14. The Combined Comparison Operator


#1

How does the CCO evaluate strings? The tutorial is not clear. The first letters in the example are both "A" with the second letters being "b" and "w" consecutively. The operator makes perfect sense when dealing with numbers. Does it take the binary value of the letter?

Thank you!


#2

I'm having trouble understanding what you mean by this.

Which operator are you talking about? Is it <=>?


#3

The strings are compared alphabetically. This is done (internally by implementation of the <=> operator) by first comparing the first character of the two strings, then if those are equal, comparing the second character of the two strings, and so on. And yes, that is done by comparing the binary values of the characters.

(Note: this is a simplified explanation. With Unicode and other I18N factors, the actual story is considerably more complex.)


#4

Yes I was referring to the <=>.


#5

Can you please help me?...I am stuck in "No man's land"!!!!

Here is my code:

books = [ "A Brief History of Time", "A Wrinkle in Time"]
books.sort! {|book_1, book_2| book_1 <=> book_2}

Here is what I am told when I try to save & submit

"Oops, try again. It looks like your comparison doesn't return the correct value (1). Did you remember to compare book_1 <=> book_2 (in that order)?"

My brain is soup at the moment :frowning: Any advice would be greatly appreciated! Thanks in advance too!


#6

What exercise are you answering? It sounds like they just want the comparison function, not the sort.


#7
  1. The Combined Comparison Operator

#8

sorry 14. The Combined Comparison Operator


#9

Read the exercise more carefully and understand what it asks for. The solution is simply

book_1 = "A Wrinkle in Time"
book_2 = "A Brief History of Time"
book_1 <=> book_2


#10

OMG....thankyou so much....clearly I am misreading the intent of the question (as in I am trying to read other meanings, than what it simply requests! Doh!!!!

Cheers :smile:


#11

The title gives it away: "The Combined Comparison Operator" -- pretty clear that all they want is an expression with that operator. But it was clear to me before you told me what the title was, just from the error message:

"Oops, try again. It looks like your comparison doesn't return the correct value (1). Did you remember to compare book_1 <=> book_2 (in that order)?"

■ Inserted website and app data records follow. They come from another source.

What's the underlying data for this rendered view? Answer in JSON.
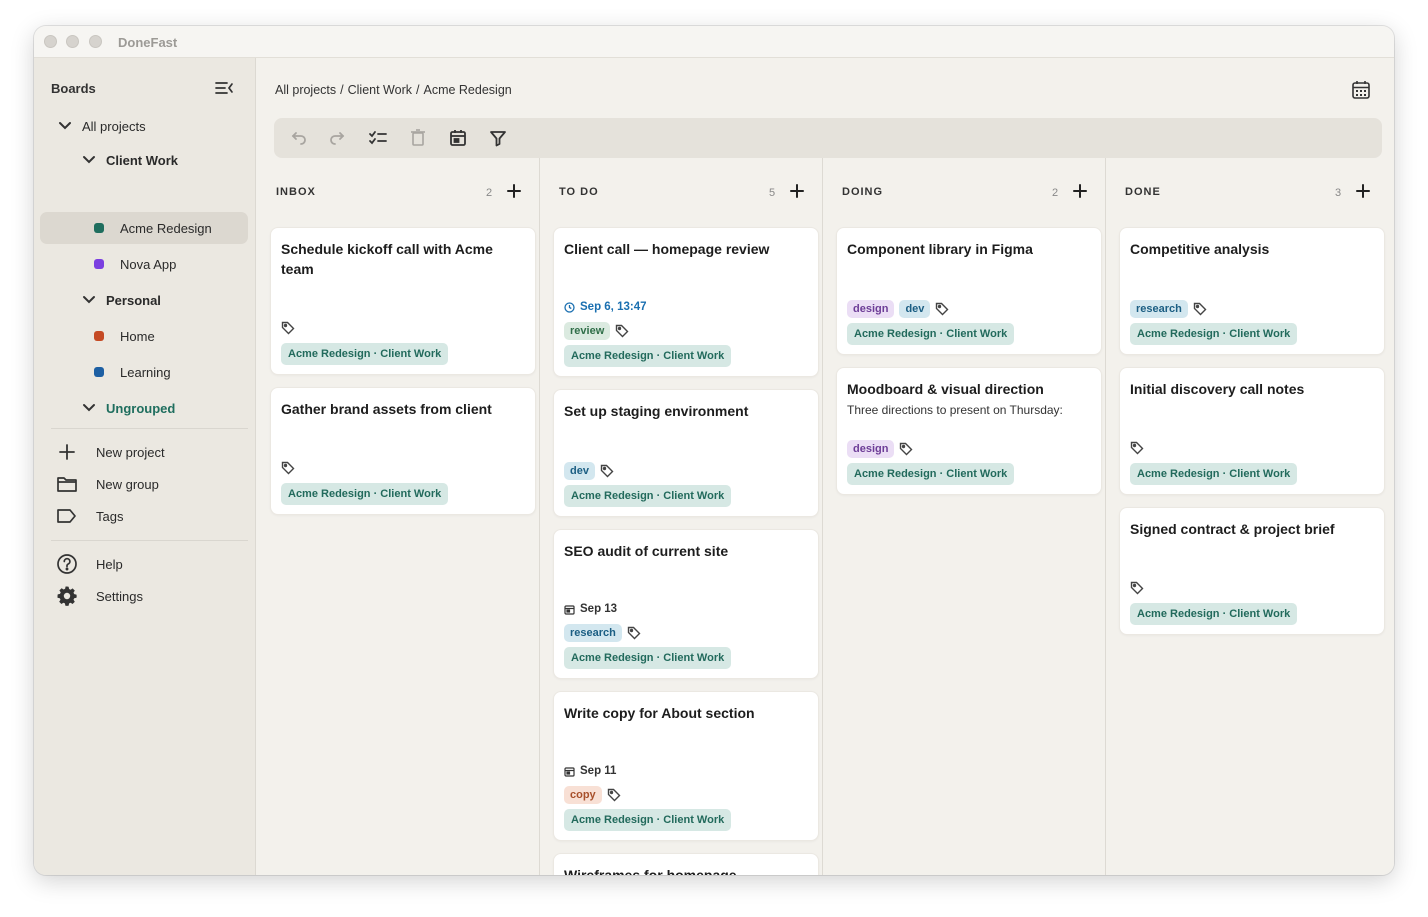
{
  "app": {
    "title": "DoneFast"
  },
  "sidebar": {
    "header": "Boards",
    "tree": {
      "all_projects": "All projects",
      "client_work": "Client Work",
      "acme": "Acme Redesign",
      "nova": "Nova App",
      "personal": "Personal",
      "home": "Home",
      "learning": "Learning",
      "ungrouped": "Ungrouped"
    },
    "colors": {
      "acme": "#1f6e5e",
      "nova": "#7b3fe0",
      "home": "#c54a24",
      "learning": "#1d5fa3",
      "ungrouped": "#1f6e5e"
    },
    "actions": {
      "new_project": "New project",
      "new_group": "New group",
      "tags": "Tags",
      "help": "Help",
      "settings": "Settings"
    }
  },
  "breadcrumb": {
    "root": "All projects",
    "sep": "/",
    "group": "Client Work",
    "project": "Acme Redesign"
  },
  "columns": {
    "inbox": {
      "title": "INBOX",
      "count": "2"
    },
    "todo": {
      "title": "TO DO",
      "count": "5"
    },
    "doing": {
      "title": "DOING",
      "count": "2"
    },
    "done": {
      "title": "DONE",
      "count": "3"
    }
  },
  "project_chip": "Acme Redesign · Client Work",
  "cards": {
    "inbox1": {
      "title": "Schedule kickoff call with Acme team"
    },
    "inbox2": {
      "title": "Gather brand assets from client"
    },
    "todo1": {
      "title": "Client call — homepage review",
      "date": "Sep 6, 13:47",
      "tags": [
        "review"
      ]
    },
    "todo2": {
      "title": "Set up staging environment",
      "tags": [
        "dev"
      ]
    },
    "todo3": {
      "title": "SEO audit of current site",
      "date": "Sep 13",
      "tags": [
        "research"
      ]
    },
    "todo4": {
      "title": "Write copy for About section",
      "date": "Sep 11",
      "tags": [
        "copy"
      ]
    },
    "todo5": {
      "title": "Wireframes for homepage"
    },
    "doing1": {
      "title": "Component library in Figma",
      "tags": [
        "design",
        "dev"
      ]
    },
    "doing2": {
      "title": "Moodboard & visual direction",
      "description": "Three directions to present on Thursday:",
      "tags": [
        "design"
      ]
    },
    "done1": {
      "title": "Competitive analysis",
      "tags": [
        "research"
      ]
    },
    "done2": {
      "title": "Initial discovery call notes"
    },
    "done3": {
      "title": "Signed contract & project brief"
    }
  }
}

All they are doing is looking at the value returned by your code, and seeing that it isn't 1. That's what the program checking the answers does ... it looks at the results. There's no way that it's going to look inside of

books = [ "A Brief History of Time", "A Wrinkle in Time"]
books.sort! {|book_1, book_2| book_1 <=> book_2}

and see that there's a comparison operator and figure out what value it returns for those books ... think about what that would involve -- the comparison operator is only executed when the block containing it is called somewhere in the bowels of the sort! function.

I point this out with the hope that it will help you interpret other exercises and other error messages that you encounter.


#12

Thankyou again....and I will take your suggestions and try to apply that methodology of thought!

Cheers! :wink:


#13

Great ... that response makes my effort at explaining it worthwhile, so thank you!


#14

books.sort! {|book_1, book_2| book_2 <=> book_1}

You need to reverse the order of book_1 and book_2 so that the ascending order becomes descending.


#15

Hello

I was expecting -1 as the output but it is 1.

After reading your explanation, did the CCO return 1 because the second values from each books are W (book_1) and B (book_2)?

Thank you.


#16

Yeah, codecademy is a great service, but they barely explain this operator. This stackoverflow does a good job abreaking it down: